Smiles all around
A 10-inning Rays victory caps a good first experience at Disney.
By MARC TOPKIN
Published May 16, 2007
LAKE BUENA VISTA - There was so much said about the Devil Rays playing their home-away-from-home series at Disney, but as the ball shot through the infield and teammates mobbed him on the infield, Brendan Harris didn't really care where he was.
"All that mattered," Harris said, "was that we were hitting in the bottom of the inning and we got the win."
Though the Ballpark at Disney wasn't sold out and centerfielder Rocco Baldelli was sidelined with another hamstring problem, the Rays considered their first foray into Central Florida a success Tuesday.

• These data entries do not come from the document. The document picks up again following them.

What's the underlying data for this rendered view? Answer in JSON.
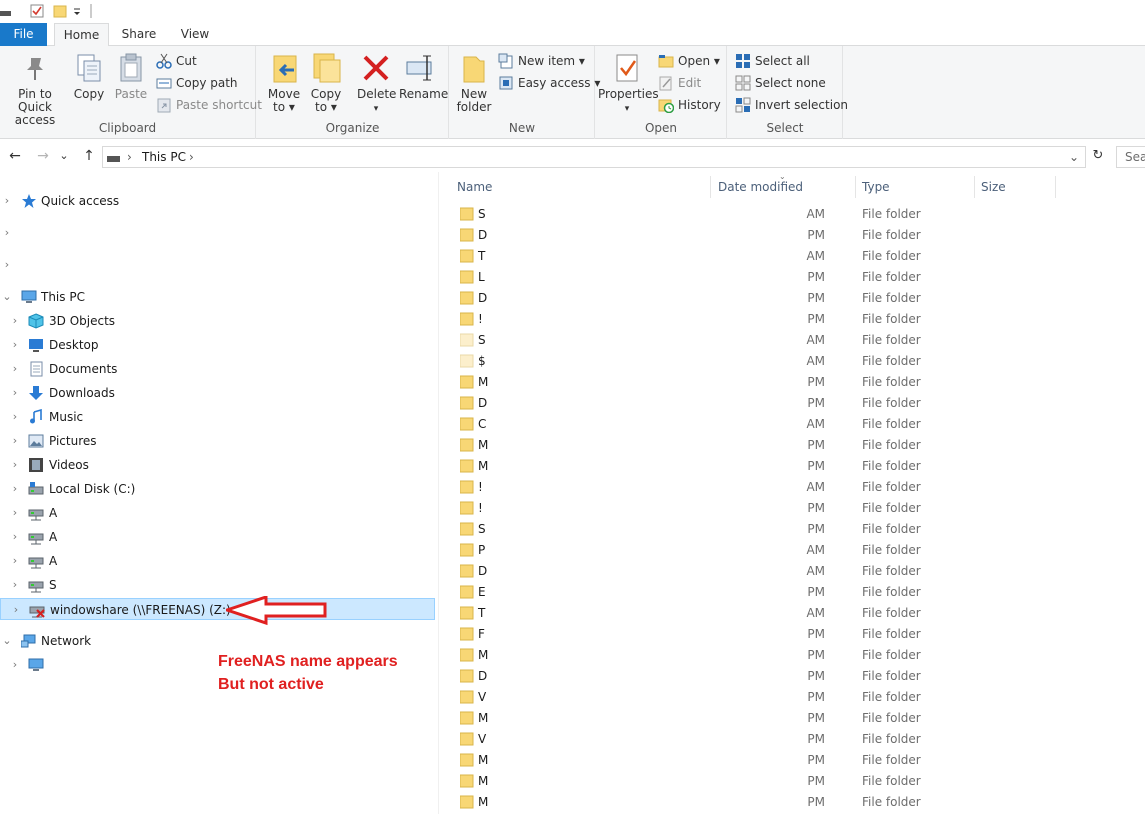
{
  "ribbon_tabs": [
    "File",
    "Home",
    "Share",
    "View"
  ],
  "clipboard": {
    "pin_label": "Pin to Quick access",
    "pin_line1": "Pin to Quick",
    "pin_line2": "access",
    "copy_label": "Copy",
    "paste_label": "Paste",
    "cut_label": "Cut",
    "copy_path_label": "Copy path",
    "paste_shortcut_label": "Paste shortcut",
    "group_label": "Clipboard"
  },
  "organize": {
    "move_to_line1": "Move",
    "move_to_line2": "to ▾",
    "copy_to_line1": "Copy",
    "copy_to_line2": "to ▾",
    "delete_label": "Delete",
    "delete_arrow": "▾",
    "rename_label": "Rename",
    "group_label": "Organize"
  },
  "new": {
    "new_folder_line1": "New",
    "new_folder_line2": "folder",
    "new_item_label": "New item ▾",
    "easy_access_label": "Easy access ▾",
    "group_label": "New"
  },
  "open": {
    "properties_label": "Properties",
    "properties_arrow": "▾",
    "open_label": "Open ▾",
    "edit_label": "Edit",
    "history_label": "History",
    "group_label": "Open"
  },
  "select": {
    "select_all_label": "Select all",
    "select_none_label": "Select none",
    "invert_selection_label": "Invert selection",
    "group_label": "Select"
  },
  "address": {
    "back_icon": "←",
    "forward_icon": "→",
    "recent_icon": "⌄",
    "up_icon": "↑",
    "sep1": "›",
    "location": "This PC",
    "sep2": "›",
    "dropdown_icon": "⌄",
    "refresh_icon": "↻",
    "search_placeholder": "Search This PC"
  },
  "nav": {
    "quick_access": "Quick access",
    "this_pc": "This PC",
    "items": [
      {
        "label": "3D Objects",
        "icon": "3d-objects-icon"
      },
      {
        "label": "Desktop",
        "icon": "desktop-icon"
      },
      {
        "label": "Documents",
        "icon": "documents-icon"
      },
      {
        "label": "Downloads",
        "icon": "downloads-icon"
      },
      {
        "label": "Music",
        "icon": "music-icon"
      },
      {
        "label": "Pictures",
        "icon": "pictures-icon"
      },
      {
        "label": "Videos",
        "icon": "videos-icon"
      },
      {
        "label": "Local Disk (C:)",
        "icon": "local-disk-icon"
      },
      {
        "label": "A",
        "icon": "network-drive-icon"
      },
      {
        "label": "A",
        "icon": "network-drive-icon"
      },
      {
        "label": "A",
        "icon": "network-drive-icon"
      },
      {
        "label": "S",
        "icon": "network-drive-icon"
      },
      {
        "label": "windowshare (\\\\FREENAS) (Z:)",
        "icon": "disconnected-drive-icon"
      }
    ],
    "network": "Network"
  },
  "annotation": {
    "line1": "FreeNAS name appears",
    "line2": "But not active",
    "arrow_color": "#e02020"
  },
  "columns": [
    "Name",
    "Date modified",
    "Type",
    "Size"
  ],
  "files": [
    {
      "name": "S",
      "date": "AM",
      "type": "File folder"
    },
    {
      "name": "D",
      "date": "PM",
      "type": "File folder"
    },
    {
      "name": "T",
      "date": "AM",
      "type": "File folder"
    },
    {
      "name": "L",
      "date": "PM",
      "type": "File folder"
    },
    {
      "name": "D",
      "date": "PM",
      "type": "File folder"
    },
    {
      "name": "!",
      "date": "PM",
      "type": "File folder"
    },
    {
      "name": "S",
      "date": "AM",
      "type": "File folder"
    },
    {
      "name": "$",
      "date": "AM",
      "type": "File folder"
    },
    {
      "name": "M",
      "date": "PM",
      "type": "File folder"
    },
    {
      "name": "D",
      "date": "PM",
      "type": "File folder"
    },
    {
      "name": "C",
      "date": "AM",
      "type": "File folder"
    },
    {
      "name": "M",
      "date": "PM",
      "type": "File folder"
    },
    {
      "name": "M",
      "date": "PM",
      "type": "File folder"
    },
    {
      "name": "!",
      "date": "AM",
      "type": "File folder"
    },
    {
      "name": "!",
      "date": "PM",
      "type": "File folder"
    },
    {
      "name": "S",
      "date": "PM",
      "type": "File folder"
    },
    {
      "name": "P",
      "date": "AM",
      "type": "File folder"
    },
    {
      "name": "D",
      "date": "AM",
      "type": "File folder"
    },
    {
      "name": "E",
      "date": "PM",
      "type": "File folder"
    },
    {
      "name": "T",
      "date": "AM",
      "type": "File folder"
    },
    {
      "name": "F",
      "date": "PM",
      "type": "File folder"
    },
    {
      "name": "M",
      "date": "PM",
      "type": "File folder"
    },
    {
      "name": "D",
      "date": "PM",
      "type": "File folder"
    },
    {
      "name": "V",
      "date": "PM",
      "type": "File folder"
    },
    {
      "name": "M",
      "date": "PM",
      "type": "File folder"
    },
    {
      "name": "V",
      "date": "PM",
      "type": "File folder"
    },
    {
      "name": "M",
      "date": "PM",
      "type": "File folder"
    },
    {
      "name": "M",
      "date": "PM",
      "type": "File folder"
    },
    {
      "name": "M",
      "date": "PM",
      "type": "File folder"
    }
  ],
  "colors": {
    "file_tab": "#1979ca",
    "selection": "#cce8ff",
    "folder": "#f8d775",
    "delete_red": "#d42020",
    "annotation_red": "#e02020"
  }
}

Especially the way it ended, with Harris singling in Carlos Pena in the 10th to give the Rays a 4-3 win over the Rangers.

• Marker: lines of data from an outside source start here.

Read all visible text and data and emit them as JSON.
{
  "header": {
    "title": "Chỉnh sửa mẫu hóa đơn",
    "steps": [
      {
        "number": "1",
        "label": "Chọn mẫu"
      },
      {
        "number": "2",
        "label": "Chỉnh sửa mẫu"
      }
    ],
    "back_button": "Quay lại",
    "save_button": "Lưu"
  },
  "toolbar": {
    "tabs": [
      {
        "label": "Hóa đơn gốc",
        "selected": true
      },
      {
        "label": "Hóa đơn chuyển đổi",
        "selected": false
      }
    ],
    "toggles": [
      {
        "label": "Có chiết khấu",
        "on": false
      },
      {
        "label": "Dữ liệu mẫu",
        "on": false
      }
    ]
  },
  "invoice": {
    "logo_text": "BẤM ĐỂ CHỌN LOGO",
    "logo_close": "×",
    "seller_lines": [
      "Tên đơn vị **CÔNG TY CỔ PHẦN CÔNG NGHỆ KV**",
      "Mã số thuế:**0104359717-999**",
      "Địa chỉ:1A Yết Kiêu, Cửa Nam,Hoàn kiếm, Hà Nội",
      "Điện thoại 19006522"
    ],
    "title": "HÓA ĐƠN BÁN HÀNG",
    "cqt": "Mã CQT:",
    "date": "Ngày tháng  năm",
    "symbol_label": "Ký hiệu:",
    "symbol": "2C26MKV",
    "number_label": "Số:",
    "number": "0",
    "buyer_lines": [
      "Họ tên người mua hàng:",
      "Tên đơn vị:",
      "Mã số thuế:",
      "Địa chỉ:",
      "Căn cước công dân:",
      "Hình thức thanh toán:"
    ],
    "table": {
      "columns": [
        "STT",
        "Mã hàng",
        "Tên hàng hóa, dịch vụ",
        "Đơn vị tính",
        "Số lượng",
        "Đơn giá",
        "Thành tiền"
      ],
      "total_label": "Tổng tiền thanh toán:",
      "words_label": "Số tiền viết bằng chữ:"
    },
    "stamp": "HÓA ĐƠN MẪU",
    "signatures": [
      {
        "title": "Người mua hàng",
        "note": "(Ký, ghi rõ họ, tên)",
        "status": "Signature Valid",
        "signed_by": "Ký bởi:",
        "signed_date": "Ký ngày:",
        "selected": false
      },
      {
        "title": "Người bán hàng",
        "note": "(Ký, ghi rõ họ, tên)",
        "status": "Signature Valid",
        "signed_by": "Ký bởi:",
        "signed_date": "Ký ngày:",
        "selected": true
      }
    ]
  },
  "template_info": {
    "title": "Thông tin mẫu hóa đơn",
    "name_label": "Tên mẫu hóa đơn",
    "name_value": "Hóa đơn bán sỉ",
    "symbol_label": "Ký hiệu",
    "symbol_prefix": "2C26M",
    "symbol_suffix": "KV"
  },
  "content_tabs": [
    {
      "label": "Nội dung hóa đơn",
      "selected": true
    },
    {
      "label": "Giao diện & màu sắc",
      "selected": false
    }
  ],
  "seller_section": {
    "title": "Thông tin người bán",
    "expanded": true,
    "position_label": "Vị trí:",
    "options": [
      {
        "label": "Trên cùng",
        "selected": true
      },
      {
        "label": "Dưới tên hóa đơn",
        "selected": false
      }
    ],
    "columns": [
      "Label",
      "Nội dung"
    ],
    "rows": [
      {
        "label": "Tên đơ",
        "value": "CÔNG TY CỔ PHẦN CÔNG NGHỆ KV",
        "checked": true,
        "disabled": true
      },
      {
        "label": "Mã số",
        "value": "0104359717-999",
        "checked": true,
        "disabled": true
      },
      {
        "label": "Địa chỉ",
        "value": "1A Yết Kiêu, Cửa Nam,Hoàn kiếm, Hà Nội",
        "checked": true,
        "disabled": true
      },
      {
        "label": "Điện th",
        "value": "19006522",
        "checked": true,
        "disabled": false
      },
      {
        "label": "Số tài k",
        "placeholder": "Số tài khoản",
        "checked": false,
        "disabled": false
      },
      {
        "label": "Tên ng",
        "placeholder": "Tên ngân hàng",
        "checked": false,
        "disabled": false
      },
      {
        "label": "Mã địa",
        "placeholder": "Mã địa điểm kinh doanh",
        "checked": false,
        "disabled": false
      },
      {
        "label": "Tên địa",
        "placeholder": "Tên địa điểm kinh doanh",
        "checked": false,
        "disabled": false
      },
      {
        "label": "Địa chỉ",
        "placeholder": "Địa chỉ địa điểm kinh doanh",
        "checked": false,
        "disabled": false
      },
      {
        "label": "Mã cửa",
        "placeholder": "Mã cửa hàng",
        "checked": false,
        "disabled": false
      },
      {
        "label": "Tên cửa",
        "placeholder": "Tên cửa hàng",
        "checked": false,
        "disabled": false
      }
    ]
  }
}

"Eleven on a scale of 10," principal owner Stuart Sternberg said. "Without the win it would have been a great night. With the win, it's a day we'll mark in team history, a great signpost."
After another strong start by James Shields eight innings, three runs, five strikeouts, retired 12 of his first 13 and 11 of his last 12 and a series of wasted opportunities (a season-high 14 left on, 2-for-12 with runners in scoring position), the Rays (16-22) rallied in the 10th for their fourth walkoff win of the season.
Pena drew a leadoff walk from Scott Feldman, then went to third on Delmon Young's single to right. The Rangers then intentionally walked struggling Dioner Navarro (.200)- an illogical move despite manager Ron Washington's claims they had "no other choice" - to load the bases and pitch to the red-hot Harris (.340), who capped his first career four-hit night by slapping a first-pitch fastball to left.
The announced attendance was 8,443, short of a sellout at the stadium which has 9,500 seats and room for several thousand more with lawn seating and standing room. A couple hundred seats were unoccupied in the top corners of the stadium (which may be the result of being overpriced at $35), but the lower level was packed, and hundreds of people paid $15 to sit on the grassy berms.
"We didn't really know what to expect, but it was great. Hopefully we made some new fans," Harris said. "When you don't see too many empty seats, that's kind of a nice feeling. And the sounds don't echo off the seats. There were a little fireworks out there. It made for a nice night."
Ticket windows had a steady crowd starting in late afternoon, and the concession lines were so long additional stands are expected to be opened tonight. At least several hundred, and perhaps up to 1,000, were comps, but the Rays said walkup sales were brisk.
Though his expectation to have "every seat filled" went unfulfilled, Sternberg was pleased with the atmosphere and the late-buying crowd.
"They were rooting for the home team," he said. "It would have been nice if we didn't have to think about it and they stormed the gates and it sold out weeks ago, but once that didn't happen this is perfect."
In their effort to attract Orlando-area fans, the Rays wanted to create a more intimate version of Tropicana Field, importing some of the good, and some of the annoying, aspects of their usual pre- and in-game routines. The stadium, usually used by the Braves in spring training, was transformed to represent the Rays' home with temporary signage, and green Rays T-shirts were displayed prominently in stadium shops and spotted throughout the crowd.
There were a few things the Rays had to get used to playing in an outdoor, spring-training sized stadium 90 miles from home, but manager Joe Maddon said the experience was a good one.
"Much better than expected," he said. "In advance people came in feeling as though it would be less than a major-league experience. I thought it was a major-league experience. They did a great job setting it all up. I feel like I'm in a major-league clubhouse. I felt the excitement of a major-league crowd. I thought it was well done."
Marc Topkin can be reached at firstname.lastname@example.org or (727) 893-8801. View his blog at blogs.tampabay.com/rays.